Five poems from Lider

My Home

Light gray houses swim and sway
along with damp fences, pale silver streets,
and people in doorways
bend, smile, fade away,
emerge and disappear,
through this rainbow of tears.

A girl sits by her window.
In the moonlight her hair streams like dark rain.
She searches with eyes stubborn and bright,
as if through a forest,
for her own distant figure.
Oh, child, why do you shiver
at my approach?

Girls in Crotona Park

Girls have woven themselves
into the autumn evening
as into a faded image.
Their eyes are cold, their smiles thin and wild.
Their clothes are lavender, apple green and old rose.
Through their veins dew flows.
They exchange words that are bright and empty.
In dreams they were loved by Botticelli.

From a Letter

The dusty road
the drunken steps…
My one and only,
I don’t remember it.

The twilight like masses of flowers,
the twilight like the October-forest,
when he was coming.

The dusty road,
the harvested field,
the staggering steps…
Without limit, without end
joy was growing…
My shining one,
I don’t remember it.

The Sun

I know, that the sun is God’s golden mask.
Often I become calm and good,
when my blood races with madness and disgust–
God smiles at me from behind his mask.

It may happen, in a heavy, golden green garden,
the sung will hang, like a fruit on a tree.
Once, I tasted there
in a radiant hour,
its juice in my mouth.

And sometimes, at evening, on the sea,
it is a fiery swan.
Once, white and erect,
with a silver horn between my lips
I rode on its back.

Unhappy

…And these people stare at me crookedly,
one might as well burst into tears…
I am unhappy with my furnished room,
I am unhappy with everything.
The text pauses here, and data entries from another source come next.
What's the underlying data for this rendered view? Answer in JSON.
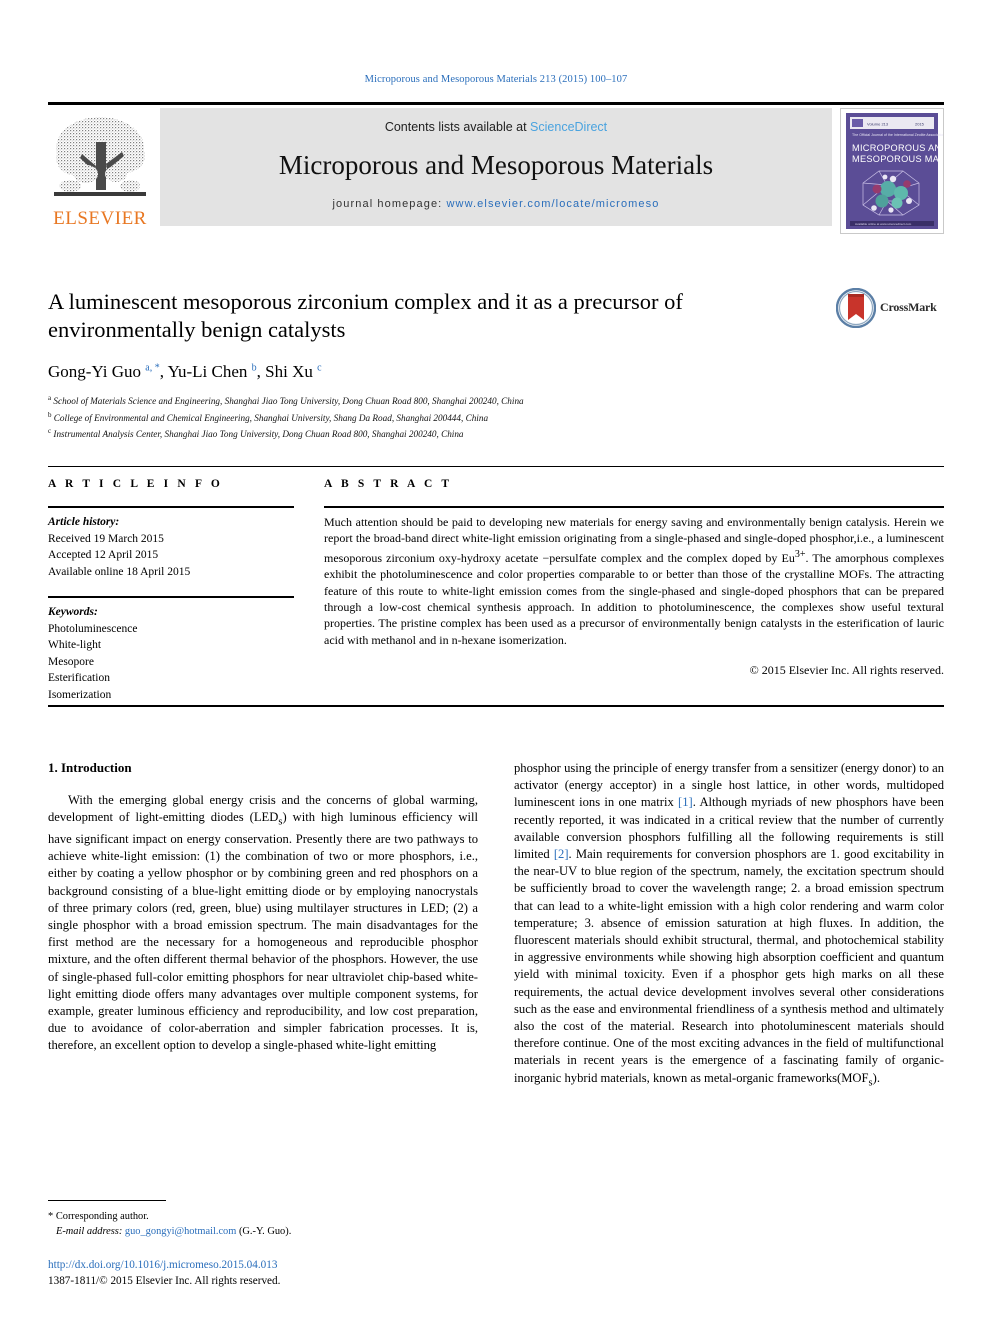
{
  "running_head": "Microporous and Mesoporous Materials 213 (2015) 100–107",
  "masthead": {
    "publisher_name": "ELSEVIER",
    "contents_prefix": "Contents lists available at ",
    "contents_link": "ScienceDirect",
    "journal_title": "Microporous and Mesoporous Materials",
    "homepage_prefix": "journal homepage: ",
    "homepage_url": "www.elsevier.com/locate/micromeso",
    "cover_title_line1": "MICROPOROUS AND",
    "cover_title_line2": "MESOPOROUS MATERIALS",
    "cover_bg": "#5b4d96"
  },
  "article": {
    "title": "A luminescent mesoporous zirconium complex and it as a precursor of environmentally benign catalysts",
    "crossmark_label": "CrossMark",
    "authors_html": "Gong-Yi Guo <sup>a, *</sup>, Yu-Li Chen <sup>b</sup>, Shi Xu <sup>c</sup>",
    "affiliations": [
      {
        "marker": "a",
        "text": "School of Materials Science and Engineering, Shanghai Jiao Tong University, Dong Chuan Road 800, Shanghai 200240, China"
      },
      {
        "marker": "b",
        "text": "College of Environmental and Chemical Engineering, Shanghai University, Shang Da Road, Shanghai 200444, China"
      },
      {
        "marker": "c",
        "text": "Instrumental Analysis Center, Shanghai Jiao Tong University, Dong Chuan Road 800, Shanghai 200240, China"
      }
    ]
  },
  "article_info": {
    "heading": "A R T I C L E   I N F O",
    "history_label": "Article history:",
    "history": [
      "Received 19 March 2015",
      "Accepted 12 April 2015",
      "Available online 18 April 2015"
    ],
    "keywords_label": "Keywords:",
    "keywords": [
      "Photoluminescence",
      "White-light",
      "Mesopore",
      "Esterification",
      "Isomerization"
    ]
  },
  "abstract": {
    "heading": "A B S T R A C T",
    "body_html": "Much attention should be paid to developing new materials for energy saving and environmentally benign catalysis. Herein we report the broad-band direct white-light emission originating from a single-phased and single-doped phosphor,i.e., a luminescent mesoporous zirconium oxy-hydroxy acetate −persulfate complex and the complex doped by Eu<sup>3+</sup>. The amorphous complexes exhibit the photoluminescence and color properties comparable to or better than those of the crystalline MOFs. The attracting feature of this route to white-light emission comes from the single-phased and single-doped phosphors that can be prepared through a low-cost chemical synthesis approach. In addition to photoluminescence, the complexes show useful textural properties. The pristine complex has been used as a precursor of environmentally benign catalysts in the esterification of lauric acid with methanol and in n-hexane isomerization.",
    "copyright": "© 2015 Elsevier Inc. All rights reserved."
  },
  "body": {
    "section_heading": "1. Introduction",
    "left_paragraph_html": "With the emerging global energy crisis and the concerns of global warming, development of light-emitting diodes (LED<sub>s</sub>) with high luminous efficiency will have significant impact on energy conservation. Presently there are two pathways to achieve white-light emission: (1) the combination of two or more phosphors, i.e., either by coating a yellow phosphor or by combining green and red phosphors on a background consisting of a blue-light emitting diode or by employing nanocrystals of three primary colors (red, green, blue) using multilayer structures in LED; (2) a single phosphor with a broad emission spectrum. The main disadvantages for the first method are the necessary for a homogeneous and reproducible phosphor mixture, and the often different thermal behavior of the phosphors. However, the use of single-phased full-color emitting phosphors for near ultraviolet chip-based white-light emitting diode offers many advantages over multiple component systems, for example, greater luminous efficiency and reproducibility, and low cost preparation, due to avoidance of color-aberration and simpler fabrication processes. It is, therefore, an excellent option to develop a single-phased white-light emitting",
    "right_paragraph_html": "phosphor using the principle of energy transfer from a sensitizer (energy donor) to an activator (energy acceptor) in a single host lattice, in other words, multidoped luminescent ions in one matrix <span class=\"cite\">[1]</span>. Although myriads of new phosphors have been recently reported, it was indicated in a critical review that the number of currently available conversion phosphors fulfilling all the following requirements is still limited <span class=\"cite\">[2]</span>. Main requirements for conversion phosphors are 1. good excitability in the near-UV to blue region of the spectrum, namely, the excitation spectrum should be sufficiently broad to cover the wavelength range; 2. a broad emission spectrum that can lead to a white-light emission with a high color rendering and warm color temperature; 3. absence of emission saturation at high fluxes. In addition, the fluorescent materials should exhibit structural, thermal, and photochemical stability in aggressive environments while showing high absorption coefficient and quantum yield with minimal toxicity. Even if a phosphor gets high marks on all these requirements, the actual device development involves several other considerations such as the ease and environmental friendliness of a synthesis method and ultimately also the cost of the material. Research into photoluminescent materials should therefore continue. One of the most exciting advances in the field of multifunctional materials in recent years is the emergence of a fascinating family of organic-inorganic hybrid materials, known as metal-organic frameworks(MOF<sub>s</sub>)."
  },
  "footnote": {
    "corresponding_marker": "*",
    "corresponding_text": "Corresponding author.",
    "email_label": "E-mail address:",
    "email": "guo_gongyi@hotmail.com",
    "email_suffix": "(G.-Y. Guo)."
  },
  "footer": {
    "doi": "http://dx.doi.org/10.1016/j.micromeso.2015.04.013",
    "issn_line": "1387-1811/© 2015 Elsevier Inc. All rights reserved."
  },
  "colors": {
    "link_blue": "#2a6ebb",
    "science_direct_blue": "#4aa3df",
    "elsevier_orange": "#E87722",
    "cover_purple": "#5b4d96",
    "crossmark_red": "#c8342b"
  }
}
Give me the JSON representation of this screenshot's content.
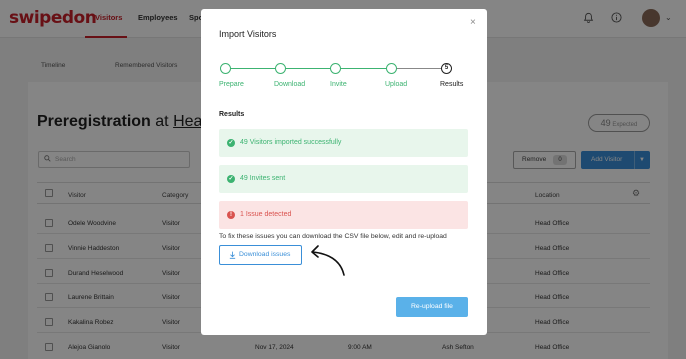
{
  "app": {
    "logo": "swipedon",
    "nav": [
      "Visitors",
      "Employees",
      "Spo"
    ],
    "active_nav": "Visitors"
  },
  "subtabs": [
    "Timeline",
    "Remembered Visitors"
  ],
  "page": {
    "title_prefix": "Preregistration",
    "title_at": "at",
    "title_location": "Head",
    "expected_count": "49",
    "expected_label": "Expected"
  },
  "toolbar": {
    "search_placeholder": "Search",
    "remove_label": "Remove",
    "remove_count": "0",
    "add_label": "Add Visitor"
  },
  "table": {
    "columns": [
      "Visitor",
      "Category",
      "Location"
    ],
    "rows": [
      {
        "visitor": "Odele Woodvine",
        "category": "Visitor",
        "date": "",
        "time": "",
        "host": "",
        "location": "Head Office"
      },
      {
        "visitor": "Vinnie Haddeston",
        "category": "Visitor",
        "date": "",
        "time": "",
        "host": "",
        "location": "Head Office"
      },
      {
        "visitor": "Durand Heselwood",
        "category": "Visitor",
        "date": "",
        "time": "",
        "host": "",
        "location": "Head Office"
      },
      {
        "visitor": "Laurene Brittain",
        "category": "Visitor",
        "date": "",
        "time": "",
        "host": "",
        "location": "Head Office"
      },
      {
        "visitor": "Kakalina Robez",
        "category": "Visitor",
        "date": "",
        "time": "",
        "host": "",
        "location": "Head Office"
      },
      {
        "visitor": "Alejoa Gianolo",
        "category": "Visitor",
        "date": "Nov 17, 2024",
        "time": "9:00 AM",
        "host": "Ash Sefton",
        "location": "Head Office"
      }
    ]
  },
  "modal": {
    "title": "Import Visitors",
    "close": "×",
    "steps": [
      {
        "label": "Prepare",
        "state": "done"
      },
      {
        "label": "Download",
        "state": "done"
      },
      {
        "label": "Invite",
        "state": "done"
      },
      {
        "label": "Upload",
        "state": "done"
      },
      {
        "label": "Results",
        "number": "5",
        "state": "current"
      }
    ],
    "results_heading": "Results",
    "banners": [
      {
        "type": "success",
        "text": "49 Visitors imported successfully"
      },
      {
        "type": "success",
        "text": "49 Invites sent"
      },
      {
        "type": "error",
        "text": "1 Issue detected"
      }
    ],
    "fix_text": "To fix these issues you can download the CSV file below, edit and re-upload",
    "download_label": "Download issues",
    "reupload_label": "Re-upload file"
  },
  "colors": {
    "brand": "#c8202a",
    "success": "#3cb371",
    "error": "#d9534f",
    "primary": "#3a8fd8"
  }
}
Swayed today on a strap on the el,
in rhythm with worn-down Jews.
The night was dark, like a slave’s heart.
I am unhappy with these nights.

And the days are yellow and holy,
like verses in an old book of prayers,
perhaps I wouldn’t feel so terrible,
if I didn’t dream up poetry.
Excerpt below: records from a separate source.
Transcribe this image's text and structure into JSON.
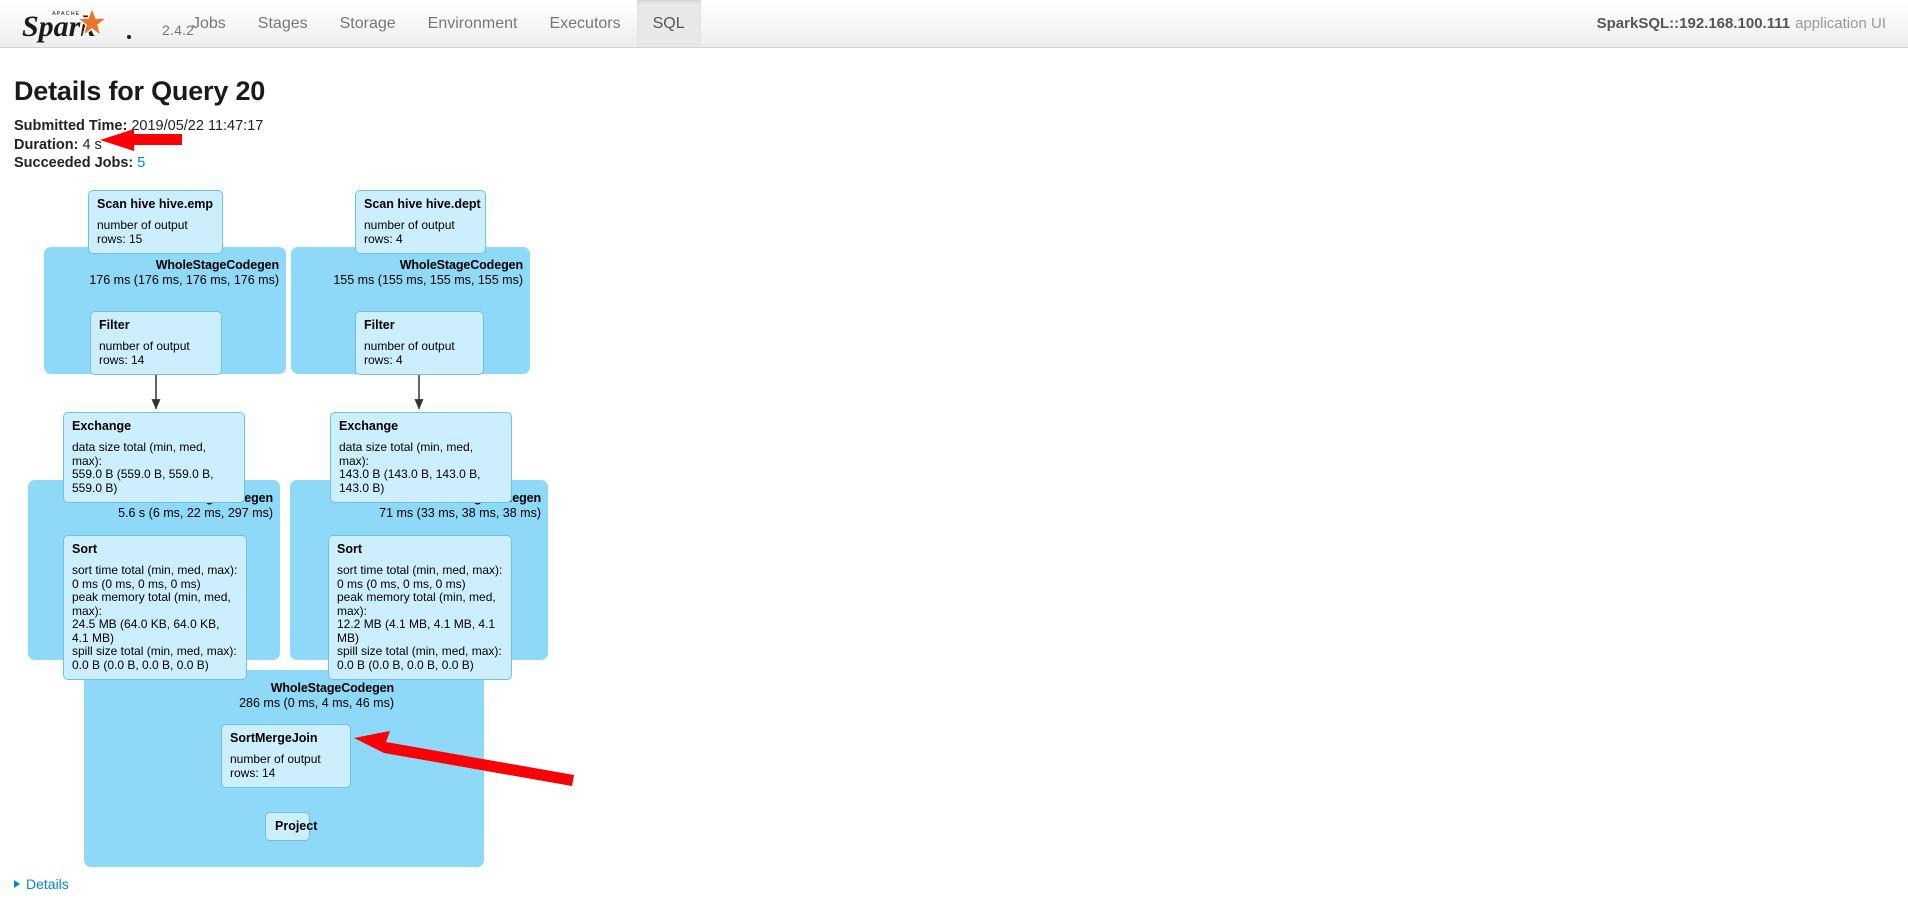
{
  "navbar": {
    "brand_name": "Spark",
    "brand_mark": "APACHE",
    "version": "2.4.2",
    "items": [
      {
        "label": "Jobs",
        "active": false
      },
      {
        "label": "Stages",
        "active": false
      },
      {
        "label": "Storage",
        "active": false
      },
      {
        "label": "Environment",
        "active": false
      },
      {
        "label": "Executors",
        "active": false
      },
      {
        "label": "SQL",
        "active": true
      }
    ],
    "app_name_bold": "SparkSQL::192.168.100.111",
    "app_name_rest": "application UI"
  },
  "header": {
    "title": "Details for Query 20",
    "submitted_time_label": "Submitted Time:",
    "submitted_time_value": "2019/05/22 11:47:17",
    "duration_label": "Duration:",
    "duration_value": "4 s",
    "succeeded_jobs_label": "Succeeded Jobs:",
    "succeeded_jobs_value": "5"
  },
  "dag": {
    "clusters": [
      {
        "id": "codegen-left-1",
        "title": "WholeStageCodegen",
        "metrics": "176 ms (176 ms, 176 ms, 176 ms)"
      },
      {
        "id": "codegen-right-1",
        "title": "WholeStageCodegen",
        "metrics": "155 ms (155 ms, 155 ms, 155 ms)"
      },
      {
        "id": "codegen-left-2",
        "title": "WholeStageCodegen",
        "metrics": "5.6 s (6 ms, 22 ms, 297 ms)"
      },
      {
        "id": "codegen-right-2",
        "title": "WholeStageCodegen",
        "metrics": "71 ms (33 ms, 38 ms, 38 ms)"
      },
      {
        "id": "codegen-join",
        "title": "WholeStageCodegen",
        "metrics": "286 ms (0 ms, 4 ms, 46 ms)"
      }
    ],
    "nodes": [
      {
        "id": "scan-emp",
        "title": "Scan hive hive.emp",
        "metrics": "number of output rows: 15"
      },
      {
        "id": "scan-dept",
        "title": "Scan hive hive.dept",
        "metrics": "number of output rows: 4"
      },
      {
        "id": "filter-left",
        "title": "Filter",
        "metrics": "number of output rows: 14"
      },
      {
        "id": "filter-right",
        "title": "Filter",
        "metrics": "number of output rows: 4"
      },
      {
        "id": "exchange-left",
        "title": "Exchange",
        "metrics": "data size total (min, med, max):\n559.0 B (559.0 B, 559.0 B, 559.0 B)"
      },
      {
        "id": "exchange-right",
        "title": "Exchange",
        "metrics": "data size total (min, med, max):\n143.0 B (143.0 B, 143.0 B, 143.0 B)"
      },
      {
        "id": "sort-left",
        "title": "Sort",
        "metrics": "sort time total (min, med, max):\n0 ms (0 ms, 0 ms, 0 ms)\npeak memory total (min, med, max):\n24.5 MB (64.0 KB, 64.0 KB, 4.1 MB)\nspill size total (min, med, max):\n0.0 B (0.0 B, 0.0 B, 0.0 B)"
      },
      {
        "id": "sort-right",
        "title": "Sort",
        "metrics": "sort time total (min, med, max):\n0 ms (0 ms, 0 ms, 0 ms)\npeak memory total (min, med, max):\n12.2 MB (4.1 MB, 4.1 MB, 4.1 MB)\nspill size total (min, med, max):\n0.0 B (0.0 B, 0.0 B, 0.0 B)"
      },
      {
        "id": "sort-merge-join",
        "title": "SortMergeJoin",
        "metrics": "number of output rows: 14"
      },
      {
        "id": "project",
        "title": "Project",
        "metrics": ""
      }
    ]
  },
  "footer": {
    "details_label": "Details"
  },
  "colors": {
    "cluster_fill": "#8ed8f8",
    "node_fill": "#cdeffd",
    "node_border": "#6ec2ea",
    "link": "#0088cc",
    "annotation_arrow": "#fb0007",
    "active_tab_bg": "#e8e8e8"
  }
}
Bios

Anna Margolin

Anna Margolin, the pen name of Rosa Lebensboym, was born in 1887 in modern-day Belarus and died in 1952. She grew up under the tutelage of her father, a formerly Hasidic man who had turned away from religion and embraced a secular way of life. When she was 19, he sent her to New York City, and following stints in Warsaw, Palestine, and elsewhere, she decided to settle in New York permanently. Upon the publication of her first poems, critics declared that she must have been a man writing with a woman’s name and persona, saying, “These poems are written with an experienced hand, and a woman can’t write like that.”

Maia Evrona

Maia Evrona writes poetry and memoir, in addition to translating. Her poems have appeared or are forthcoming in Prairie Schooner, New South, and other venues, while excerpts from her memoir on chronic illness have appeared in Harpur Palate, Blood and Thunder, and elsewhere. Her translations of the Yiddish poets Abraham Sutzkever and Anna Margolin have appeared or are forthcoming in Poetry Magazine, The Massachusetts Review, The Kenyon Review, among other journals. She also dances the tango and loves to sing. Her website is maiaevrona.com.

English translation copyright (c) Maia Evrona, 2015.